An Insider's Guide to the Perfect Wedding Photo Album
Quick -- you haven't much time to capture all the people, feelings, and hard work that have gone into your wedding. How are you going to do it? The most popular picture style today is photojournalism, which objectively documents each nuance, like the mother of the bride's reaction to seeing the wedding dress or clasped hands. While there's no doubt that we're huge fans of the style (we've been urging couples in this direction for years!), it's critical to bear in mind the basics too. To get a perfectly balanced album, you need to think about formals as well. Read on for the essential info.
Find the Right Mix
Yes, the days of the police-lineup bridal party portrait are gone, but that doesn't mean you won't want formal photos of your closest friends and family decked out in their finest. Though the candid style continues to gain steam and shows no signs of stopping, renowned photographer Denis Reggie, who has shot many society weddings including more than one Kennedy union, reminds to-be-weds that they still need some basic formal shots for "family historical purposes."
The good news is that the shot list has gone way down. Go for a combination of formal and unconventional, with about 30 minutes of formals.

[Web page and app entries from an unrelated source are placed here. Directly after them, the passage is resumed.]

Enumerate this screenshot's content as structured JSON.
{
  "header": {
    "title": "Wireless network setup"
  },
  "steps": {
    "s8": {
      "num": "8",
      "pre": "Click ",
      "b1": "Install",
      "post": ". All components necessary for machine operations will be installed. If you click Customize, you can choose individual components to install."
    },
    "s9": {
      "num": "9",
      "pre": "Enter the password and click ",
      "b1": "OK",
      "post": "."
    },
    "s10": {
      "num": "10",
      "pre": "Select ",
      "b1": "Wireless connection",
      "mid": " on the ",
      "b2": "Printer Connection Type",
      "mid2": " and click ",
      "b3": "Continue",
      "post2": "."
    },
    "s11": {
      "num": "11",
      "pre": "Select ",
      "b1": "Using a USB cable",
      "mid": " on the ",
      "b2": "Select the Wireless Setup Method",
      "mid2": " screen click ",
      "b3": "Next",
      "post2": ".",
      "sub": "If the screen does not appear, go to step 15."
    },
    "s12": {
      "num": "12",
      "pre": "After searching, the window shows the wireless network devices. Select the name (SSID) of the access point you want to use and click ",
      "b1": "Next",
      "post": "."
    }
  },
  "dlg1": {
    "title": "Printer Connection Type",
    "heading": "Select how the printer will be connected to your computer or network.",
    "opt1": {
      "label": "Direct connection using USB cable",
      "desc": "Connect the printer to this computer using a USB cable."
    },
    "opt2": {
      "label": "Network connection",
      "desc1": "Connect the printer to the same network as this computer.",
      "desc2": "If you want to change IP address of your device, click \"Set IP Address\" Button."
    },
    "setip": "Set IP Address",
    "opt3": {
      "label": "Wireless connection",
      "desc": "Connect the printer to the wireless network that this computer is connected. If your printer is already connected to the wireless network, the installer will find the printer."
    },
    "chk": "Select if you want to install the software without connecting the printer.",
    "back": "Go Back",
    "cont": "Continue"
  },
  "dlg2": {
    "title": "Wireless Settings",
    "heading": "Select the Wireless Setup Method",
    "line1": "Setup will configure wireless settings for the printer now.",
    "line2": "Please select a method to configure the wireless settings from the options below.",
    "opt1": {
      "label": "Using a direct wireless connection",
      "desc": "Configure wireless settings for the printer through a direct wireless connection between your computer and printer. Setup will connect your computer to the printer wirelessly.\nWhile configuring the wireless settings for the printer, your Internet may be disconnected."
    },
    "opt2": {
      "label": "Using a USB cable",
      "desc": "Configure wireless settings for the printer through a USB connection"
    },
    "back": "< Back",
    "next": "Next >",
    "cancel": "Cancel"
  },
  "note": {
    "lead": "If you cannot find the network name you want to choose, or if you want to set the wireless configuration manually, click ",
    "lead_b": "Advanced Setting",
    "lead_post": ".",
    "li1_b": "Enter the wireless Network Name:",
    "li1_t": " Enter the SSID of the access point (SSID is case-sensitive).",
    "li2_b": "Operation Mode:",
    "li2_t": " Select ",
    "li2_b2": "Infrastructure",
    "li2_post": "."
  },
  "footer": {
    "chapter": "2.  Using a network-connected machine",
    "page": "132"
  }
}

According to Reggie, there are five must-take shots for any formal snap session: the bride and groom alone, followed by the couple with their attendants, the couple with their parents, the couple with the bride's immediate family, and the couple with the groom's immediate family. Reggie says he's more likely to get solo shots of the bride and groom while they get ready, and grab most of the other key combos on the fly.
If you want shots of other groupings, by all means add them to your list, though experts point out that the shorter the sessions can be kept, the fresher the photos.
Watch the Clock
Timing is everything. You should allow up to five minutes for each shot on your list, though some will take longer (bigger groups), some less (just the two of you). If the ceremony or reception time is quickly approaching, pick a time for later in the wedding, after the first course perhaps, to reschedule. You don't want to be completely stressing out about the timing- that kind of anxiety will show up in the photos.
Another way to maximize the moments spent taking your formal photos is to hire a second photographer to shoot behind-the-scenes pictures. These photo outtakes will add another dimension to your album. Grandma pinching the little flower girl's cheek or a bridesmaid grabbing the bride's hand to get a closer look at the ring (shot in black-and-white with no flash) are some of Reggie's favorite examples.
How do you keep you and your groom looking great? Add an engagement portrait to your package so that the photographer can troubleshoot your lifted brow and too-toothy smile and come up with ways to avoid them in pictures. These are your proactive shots, as Reggie notes-the 5 percent of your photos where you're reacting to the photographer and not simply to each other. If the extras are not in your budget, show him some pictures that you don't like of the two of you so he'll know what to look out for.
Your photographer will undoubtedly have plenty of tricks in his camera bag for painlessly helping everyone get the shots you need-no one wants to be the bridezilla screaming to get everyone to be quiet and smiling nicely.
Another trick of the trade: Getting people laughing. If there's a comedian in the group, point out that person to the photographer. When everyone's laughing and reacting to something humorous, it creates a more natural feeling to the pictures.
Learn the Basics
Your photographer can add dimension, texture, and other variety by shooting on different types of film (both black-and-white and color). For standard formal shots, even if you plan on going unconventional for everything else, stick to a medium format camera. This commonly used camera results in a larger negative, which gives your photographer the freedom to create enlargements without compromising on the quality.
Digital can be another option here-though some couples find the digital revolution a bit scary, think of it this way: It enables your photographer to quickly spot the bridesmaid who had her eyes closed or pick another spot because the light is off. Reggie now actually shoots exclusively with digital (at a very high resolution, mind you-no pro would be caught dead using a standard digital camera).
Go Beyond the Basics
Exciting formats and lenses are making their way to your wedding album. They're great for reception shots. You might not want a shot of your parents through a fish-eye lens, which will make the setting appear as if you're viewing it through a fishbowl, but how about if you want an overhead of your reception space? For intimate portraits of the new couple, we love using an antique pinhole or Diana camera, both of which give photos a soft, almost surreal quality where pictures appear to have a glowing aura. These unconventional cameras are a natural for formal shots-since they require some fumbling and a longer exposure, you'll need to hold still. You can forget about capturing your best man busting a move with this.
Other innovative options include the use of infrared film or even slide film-processing slides as if they were negatives (a technique called cross processing) creates super-saturated colors. You can ask your photographer for examples of these techniques to determine beforehand which ones you'd like. On the day of your wedding, you might suggest that your photographer do most of the traditional shots with traditional film and then go for a different effect. Or many of these techniques can be produced digitally after the event. Take a little communication, add a shot of knowledge, and watch your wonderful album develop.
Other contributors: Terry deRoy Gruber, Gruber Photographers Inc. and Paige Eden, Paige Eden Photography